### What you have to do
Search the entries below for the word "stock", then copy each line in which it is found.

Data excerpts
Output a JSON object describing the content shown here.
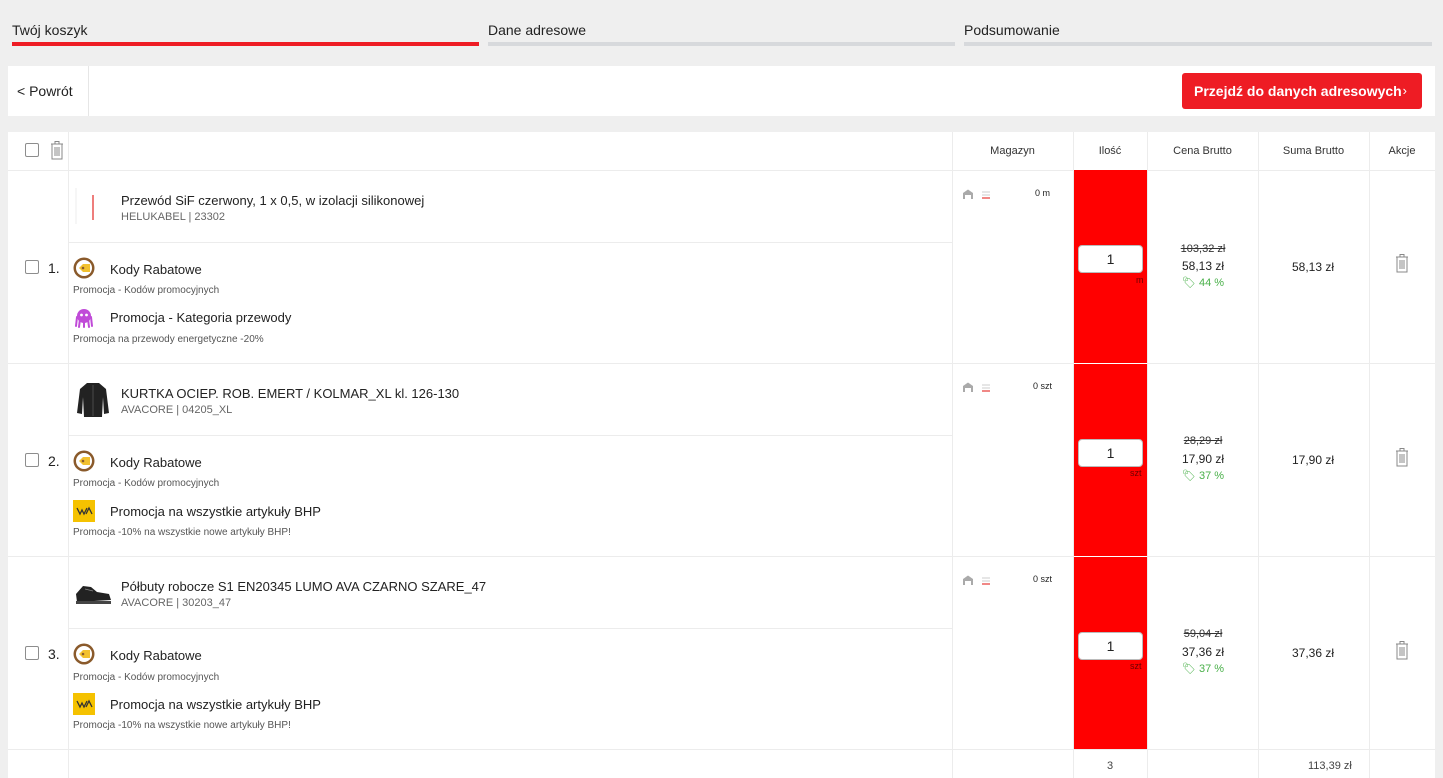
{
  "steps": [
    {
      "label": "Twój koszyk",
      "active": true
    },
    {
      "label": "Dane adresowe",
      "active": false
    },
    {
      "label": "Podsumowanie",
      "active": false
    }
  ],
  "toolbar": {
    "back_label": "< Powrót",
    "next_label": "Przejdź do danych adresowych",
    "next_icon": "chevron-right-icon"
  },
  "table": {
    "headers": {
      "stock": "Magazyn",
      "qty": "Ilość",
      "price": "Cena Brutto",
      "sum": "Suma Brutto",
      "actions": "Akcje"
    },
    "rows": [
      {
        "num": "1.",
        "name": "Przewód SiF czerwony, 1 x 0,5, w izolacji silikonowej",
        "sub": "HELUKABEL | 23302",
        "thumb": "red-cable",
        "stock": "0 m",
        "promos": [
          {
            "title": "Kody Rabatowe",
            "sub": "Promocja - Kodów promocyjnych",
            "icon": "coupon-icon"
          },
          {
            "title": "Promocja - Kategoria przewody",
            "sub": "Promocja na przewody energetyczne -20%",
            "icon": "octopus-icon"
          }
        ],
        "qty": "1",
        "unit": "m",
        "old_price": "103,32 zł",
        "price": "58,13 zł",
        "discount": "44 %",
        "sum": "58,13 zł"
      },
      {
        "num": "2.",
        "name": "KURTKA OCIEP. ROB. EMERT / KOLMAR_XL kl. 126-130",
        "sub": "AVACORE | 04205_XL",
        "thumb": "black-jacket",
        "stock": "0 szt",
        "promos": [
          {
            "title": "Kody Rabatowe",
            "sub": "Promocja - Kodów promocyjnych",
            "icon": "coupon-icon"
          },
          {
            "title": "Promocja na wszystkie artykuły BHP",
            "sub": "Promocja -10% na wszystkie nowe artykuły BHP!",
            "icon": "bhp-icon"
          }
        ],
        "qty": "1",
        "unit": "szt",
        "old_price": "28,29 zł",
        "price": "17,90 zł",
        "discount": "37 %",
        "sum": "17,90 zł"
      },
      {
        "num": "3.",
        "name": "Półbuty robocze S1 EN20345 LUMO AVA CZARNO SZARE_47",
        "sub": "AVACORE | 30203_47",
        "thumb": "black-shoe",
        "stock": "0 szt",
        "promos": [
          {
            "title": "Kody Rabatowe",
            "sub": "Promocja - Kodów promocyjnych",
            "icon": "coupon-icon"
          },
          {
            "title": "Promocja na wszystkie artykuły BHP",
            "sub": "Promocja -10% na wszystkie nowe artykuły BHP!",
            "icon": "bhp-icon"
          }
        ],
        "qty": "1",
        "unit": "szt",
        "old_price": "59,04 zł",
        "price": "37,36 zł",
        "discount": "37 %",
        "sum": "37,36 zł"
      }
    ],
    "footer": {
      "qty_total": "3",
      "sum_total": "113,39 zł"
    }
  },
  "colors": {
    "accent": "#ee1c24",
    "qty_column": "#ff0000",
    "discount": "#49b049"
  }
}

### Answer space
      "stock": "Magazyn",
        "stock": "0 m",
        "stock": "0 szt",
        "stock": "0 szt",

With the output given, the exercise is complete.